Local authority social services departments have a statutory duty under the Children Act 1989 to ensure the welfare of a child. When a child protection referral is made, social services staff shall have a legal responsibility to investigate. This may involve talking to the child and family and gathering information from other people who know the child. Inquiries may be carried out jointly with the police.
If a complaint or allegation of child abuse is made against a member of the ABMAA, the following action should be taken;
- A report by the parent / guardian or co-worker should be made to the Association Chief Instructor or Child Protection Officer. If the complaint is about one of these people, it should be made to the other.
- The Chief Instructor / Child Protection Officer will then contact the local social services or other organisation – NSPCC / CHILDLINE and discuss the complaint with them.
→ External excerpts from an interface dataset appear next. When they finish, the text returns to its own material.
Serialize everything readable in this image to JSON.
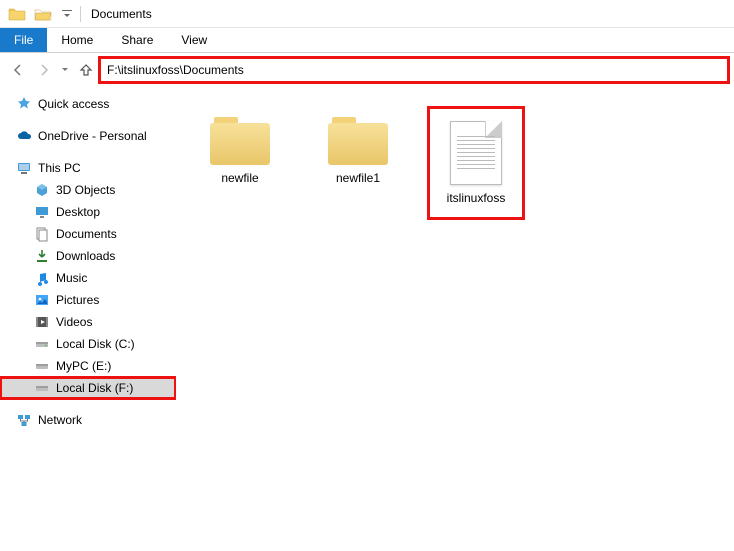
{
  "titlebar": {
    "title": "Documents"
  },
  "ribbon": {
    "file": "File",
    "home": "Home",
    "share": "Share",
    "view": "View"
  },
  "address": {
    "path": "F:\\itslinuxfoss\\Documents"
  },
  "navpane": {
    "quick_access": "Quick access",
    "onedrive": "OneDrive - Personal",
    "this_pc": "This PC",
    "children": {
      "objects3d": "3D Objects",
      "desktop": "Desktop",
      "documents": "Documents",
      "downloads": "Downloads",
      "music": "Music",
      "pictures": "Pictures",
      "videos": "Videos",
      "drive_c": "Local Disk (C:)",
      "drive_e": "MyPC (E:)",
      "drive_f": "Local Disk (F:)"
    },
    "network": "Network"
  },
  "items": [
    {
      "name": "newfile",
      "type": "folder"
    },
    {
      "name": "newfile1",
      "type": "folder"
    },
    {
      "name": "itslinuxfoss",
      "type": "textfile"
    }
  ]
}
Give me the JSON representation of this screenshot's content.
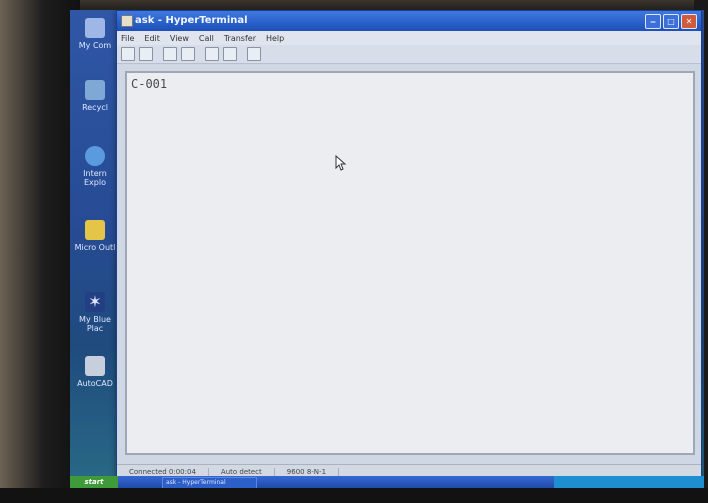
{
  "window": {
    "title": "ask - HyperTerminal"
  },
  "menu": [
    "File",
    "Edit",
    "View",
    "Call",
    "Transfer",
    "Help"
  ],
  "terminal": {
    "text": "C-001"
  },
  "status": {
    "connected": "Connected 0:00:04",
    "detect": "Auto detect",
    "params": "9600 8-N-1"
  },
  "desktop_icons": [
    {
      "label": "My Com",
      "icon": "computer-icon"
    },
    {
      "label": "Recycl",
      "icon": "recycle-bin-icon"
    },
    {
      "label": "Intern Explo",
      "icon": "internet-explorer-icon"
    },
    {
      "label": "Micro Outl",
      "icon": "outlook-icon"
    },
    {
      "label": "My Blue Plac",
      "icon": "bluetooth-icon"
    },
    {
      "label": "AutoCAD",
      "icon": "autocad-icon"
    }
  ],
  "taskbar": {
    "start": "start",
    "task": "ask - HyperTerminal"
  }
}
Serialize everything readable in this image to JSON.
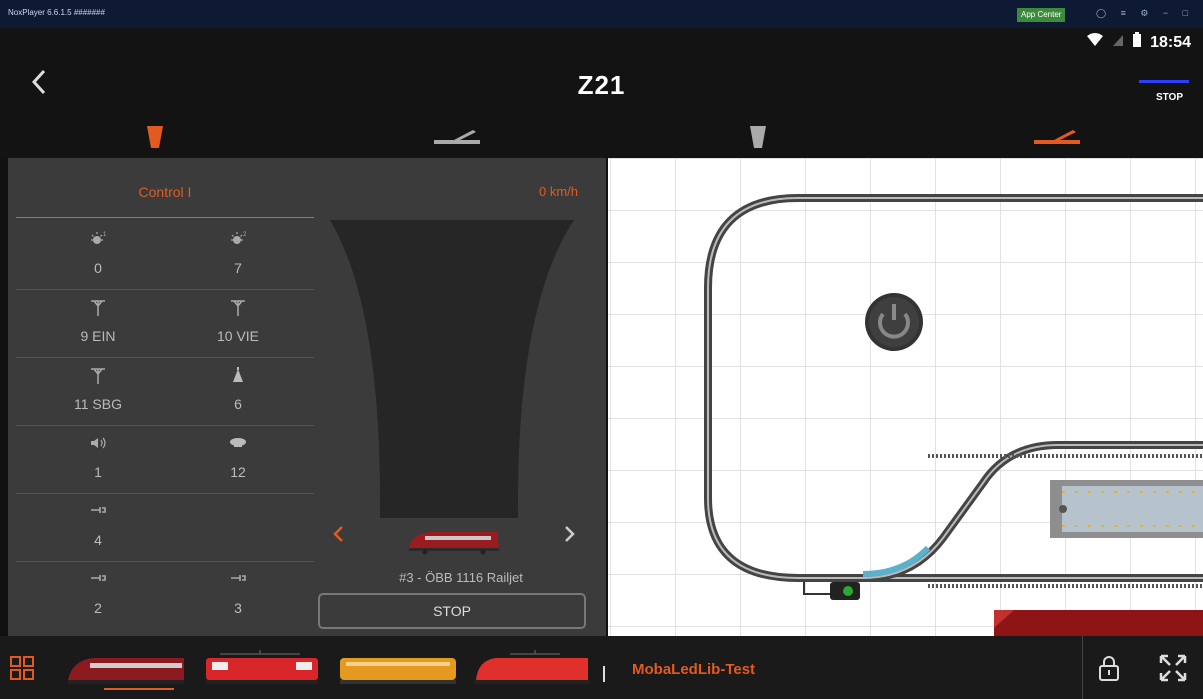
{
  "emulator": {
    "title": "NoxPlayer 6.6.1.5 #######",
    "app_center": "App Center",
    "controls": "◯ ≡ ⚙ − □ ×"
  },
  "status_bar": {
    "time": "18:54"
  },
  "header": {
    "back_icon": "chevron-left-icon",
    "title": "Z21",
    "stop_label": "STOP",
    "stop_line_color": "#2b3fff"
  },
  "mode_tabs": [
    {
      "icon": "throttle-icon",
      "color": "#e25a20",
      "selected": true
    },
    {
      "icon": "switch-icon",
      "color": "#aaaaaa"
    },
    {
      "icon": "throttle-icon",
      "color": "#aaaaaa"
    },
    {
      "icon": "switch-icon",
      "color": "#e25a20"
    }
  ],
  "control": {
    "name": "Control I",
    "speed": "0 km/h",
    "accent": "#e25a20",
    "functions": [
      [
        {
          "icon": "light-1-icon",
          "label": "0"
        },
        {
          "icon": "light-2-icon",
          "label": "7"
        }
      ],
      [
        {
          "icon": "pantograph-icon",
          "label": "9 EIN"
        },
        {
          "icon": "pantograph-icon",
          "label": "10 VIE"
        }
      ],
      [
        {
          "icon": "pantograph-icon",
          "label": "11 SBG"
        },
        {
          "icon": "bell-icon",
          "label": "6"
        }
      ],
      [
        {
          "icon": "sound-icon",
          "label": "1"
        },
        {
          "icon": "horn-icon",
          "label": "12"
        }
      ],
      [
        {
          "icon": "coupler-icon",
          "label": "4"
        },
        null
      ],
      [
        {
          "icon": "coupler-icon",
          "label": "2"
        },
        {
          "icon": "coupler-icon",
          "label": "3"
        }
      ]
    ],
    "loco_name": "#3 - ÖBB 1116 Railjet",
    "stop_label": "STOP"
  },
  "bottom": {
    "layout_name": "MobaLedLib-Test",
    "locos": [
      "railjet",
      "red-electric",
      "yellow-diesel",
      "red-electric-2"
    ]
  }
}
- Under no circumstances should the Chief Instructor / Child Protection Officer try to deal with the matter personally.
- The ABMAA will take an immediate decision (using its disciplinary procedure) as to whether the instructor / Assistant Instructor should be suspended.
- Every effort will be made to protect the confidentiality of all parties involved.
- Allegations of abuse may be made some period of time after the event. For example, by an adult who was abused as a child by a member of staff who is still currently working with children? Where such an allegation is made, the ABMAA Child Welfare Officer should follow the procedures given above and report the matter to the social services department or the police.
- The Association’s disciplinary procedure should be used to decide upon reinstatement or expulsion. It may be appropriate to wait for the results of any social services and police investigations.
- The *** National Governing Body shall be informed of the incident and any resultant action (in accordance with their procedures).
- Disclosure by a participant:
If a child wishes to disclose abuse to you, this should be dealt with promptly and sensitively as detailed in Appendix 2 of this document.